Stored data entries
—————
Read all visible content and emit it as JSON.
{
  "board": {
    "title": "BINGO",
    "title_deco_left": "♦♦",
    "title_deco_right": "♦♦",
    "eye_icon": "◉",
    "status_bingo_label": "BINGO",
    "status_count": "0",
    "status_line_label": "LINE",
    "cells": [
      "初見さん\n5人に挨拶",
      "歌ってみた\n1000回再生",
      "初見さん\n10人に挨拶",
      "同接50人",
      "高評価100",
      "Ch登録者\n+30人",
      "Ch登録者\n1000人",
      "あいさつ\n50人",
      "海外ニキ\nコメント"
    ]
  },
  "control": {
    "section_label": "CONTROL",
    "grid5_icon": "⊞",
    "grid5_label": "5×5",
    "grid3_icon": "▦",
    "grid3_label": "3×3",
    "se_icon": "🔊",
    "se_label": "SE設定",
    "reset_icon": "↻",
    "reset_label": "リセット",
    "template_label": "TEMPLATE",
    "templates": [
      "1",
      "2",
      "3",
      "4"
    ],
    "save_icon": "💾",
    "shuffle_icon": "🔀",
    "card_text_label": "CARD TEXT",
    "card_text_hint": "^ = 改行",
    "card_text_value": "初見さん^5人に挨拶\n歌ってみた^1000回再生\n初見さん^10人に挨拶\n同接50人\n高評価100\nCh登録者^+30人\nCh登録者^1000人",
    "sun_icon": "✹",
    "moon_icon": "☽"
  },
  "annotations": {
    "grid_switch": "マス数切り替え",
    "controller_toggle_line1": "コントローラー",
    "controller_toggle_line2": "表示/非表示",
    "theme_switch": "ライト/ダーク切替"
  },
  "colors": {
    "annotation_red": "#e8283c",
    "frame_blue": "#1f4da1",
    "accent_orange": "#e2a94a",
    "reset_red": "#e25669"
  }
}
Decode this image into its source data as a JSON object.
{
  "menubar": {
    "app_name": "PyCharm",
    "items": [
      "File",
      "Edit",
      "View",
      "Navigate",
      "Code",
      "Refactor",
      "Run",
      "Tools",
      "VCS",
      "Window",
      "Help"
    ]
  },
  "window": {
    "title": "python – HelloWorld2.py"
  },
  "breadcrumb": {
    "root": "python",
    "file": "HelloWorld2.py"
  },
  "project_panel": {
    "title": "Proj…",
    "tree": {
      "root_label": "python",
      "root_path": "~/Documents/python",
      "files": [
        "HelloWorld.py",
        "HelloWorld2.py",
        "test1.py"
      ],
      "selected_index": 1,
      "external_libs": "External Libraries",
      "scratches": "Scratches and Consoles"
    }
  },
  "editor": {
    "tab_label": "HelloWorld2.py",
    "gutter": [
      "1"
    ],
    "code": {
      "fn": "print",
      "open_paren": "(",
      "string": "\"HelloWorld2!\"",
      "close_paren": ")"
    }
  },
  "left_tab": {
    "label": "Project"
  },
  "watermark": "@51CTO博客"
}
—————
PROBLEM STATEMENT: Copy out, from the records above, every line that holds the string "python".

SOLUTION FOR THIS PROBLEM:
    "title": "python – HelloWorld2.py"
    "root": "python",
      "root_label": "python",
      "root_path": "~/Documents/python",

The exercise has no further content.